Closer to home it appears that I have snared some of my readers, once again, with one of my occasional dalliances into pesce d’aprile. That is what the Italians call it but most of us know it as April Fools’ Day. For those of you that were so astounded at that rare encounter with the Indigo Bunting, let’s just say it was more of a rare encounter of the foolish kind than a bird kind.
There is no specialized flap on an Indigo’s chest nor is there a bug known as the Weaver. As my hippie generation used to say, it was all just a fig of my imaj. A good practical April Fool’s joke is a craftily woven tale of fact and fiction and is designed to create a believable story that our so well-informed world is supposedly unaware of.
There are hundreds of examples of this type of tomfoolery that have been “pulled off” through the last few decades, most of which were harmless.
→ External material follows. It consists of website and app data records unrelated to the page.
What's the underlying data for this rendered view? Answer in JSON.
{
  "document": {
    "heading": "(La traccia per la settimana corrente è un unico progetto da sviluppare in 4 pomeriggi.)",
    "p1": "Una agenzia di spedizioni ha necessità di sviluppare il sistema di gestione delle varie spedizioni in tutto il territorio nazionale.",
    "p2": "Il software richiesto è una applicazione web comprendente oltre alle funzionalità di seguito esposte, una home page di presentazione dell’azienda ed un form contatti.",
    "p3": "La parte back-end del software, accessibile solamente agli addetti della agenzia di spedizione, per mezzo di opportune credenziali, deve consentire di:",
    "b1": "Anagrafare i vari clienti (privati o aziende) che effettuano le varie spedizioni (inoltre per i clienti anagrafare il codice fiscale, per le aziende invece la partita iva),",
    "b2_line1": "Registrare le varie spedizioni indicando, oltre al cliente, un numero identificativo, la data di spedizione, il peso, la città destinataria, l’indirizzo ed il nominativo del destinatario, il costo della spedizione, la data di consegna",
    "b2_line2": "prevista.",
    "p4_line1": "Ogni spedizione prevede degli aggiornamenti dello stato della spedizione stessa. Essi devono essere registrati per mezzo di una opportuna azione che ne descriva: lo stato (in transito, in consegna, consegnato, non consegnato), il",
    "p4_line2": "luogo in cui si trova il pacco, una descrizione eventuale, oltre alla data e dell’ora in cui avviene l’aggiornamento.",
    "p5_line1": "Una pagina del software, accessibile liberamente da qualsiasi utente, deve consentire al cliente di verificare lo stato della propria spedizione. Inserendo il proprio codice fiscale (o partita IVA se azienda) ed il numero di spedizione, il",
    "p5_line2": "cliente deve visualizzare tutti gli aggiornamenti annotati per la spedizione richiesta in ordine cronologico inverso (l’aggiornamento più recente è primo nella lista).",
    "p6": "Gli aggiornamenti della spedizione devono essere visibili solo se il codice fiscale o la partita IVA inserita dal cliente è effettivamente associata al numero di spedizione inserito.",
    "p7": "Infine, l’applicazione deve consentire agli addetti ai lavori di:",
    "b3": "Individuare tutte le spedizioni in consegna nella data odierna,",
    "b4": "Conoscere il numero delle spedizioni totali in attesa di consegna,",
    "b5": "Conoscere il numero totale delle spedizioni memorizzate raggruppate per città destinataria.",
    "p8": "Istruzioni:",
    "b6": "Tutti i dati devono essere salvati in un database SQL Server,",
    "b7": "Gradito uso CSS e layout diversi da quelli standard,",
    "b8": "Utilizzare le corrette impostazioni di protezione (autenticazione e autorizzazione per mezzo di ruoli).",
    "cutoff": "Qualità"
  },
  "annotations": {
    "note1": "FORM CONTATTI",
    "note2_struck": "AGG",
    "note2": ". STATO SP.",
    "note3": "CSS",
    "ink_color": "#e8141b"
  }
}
It used to be that the prank had to occur sometime before noon on the first of April but through the years liberties have been taken. My first encounter with the broadening of this rule was when I read in a March issue of the reputable Discover Magazine about “hot-headed naked ice borers in Antarctica. Depicted as hellish looking creatures that tunneled in the ice, they reportedly used their body heat to melt the ice under penguins so that it collapsed and they quickly overcame the helpless creatures. Only their inedible feet could be found afterwards. Because of the magazines unquestionable authenticity I went for that one, hook, line and sinker. The revelation that it was bunk, revealed in the April issue, left me feeling rather foolish but likewise inspired to venture into the world of crafting a story, mostly false, that the readers would swallow. Hook, line and sinker.
Perhaps inadvertently there is another message created here. One that speaks to verification and fact checking, something woefully lacking in today’s world. It has led to some of the wildest and most disturbing beliefs imaginable. We have learned that some social media sites have been manipulated to reinforce often offensive beliefs on various situations. I won’t point fingers specifically here but we all have encountered these dumfounding conspiracy theories.
My history of pranksterism is most likely a result of heredity and the environment I was raised in. Principally it comes from my mother, who for all intents and purposes, felt that an April Fools-type prank could happen any day of the year. On April 1st, around our house, the mantra was “beware and be wary.” Her creativity and unpredictability were legendary, whether it was a mouse trap in my lunch bucket or her waiting with a sheet over her head as I tried to sneak into the house past my curfew. One of my most endearing memories was her trick of leaning the wooden ironing board up against the bathroom door while one of us was inside. Most times ,on opening the door , one could not react fast enough to catch the board as it fell forward , resulting in a backwards toppling to the floor clutching that board whilst hollering out loud. Practical jokes, within reason, put spice in our lives and we could use more of them these days.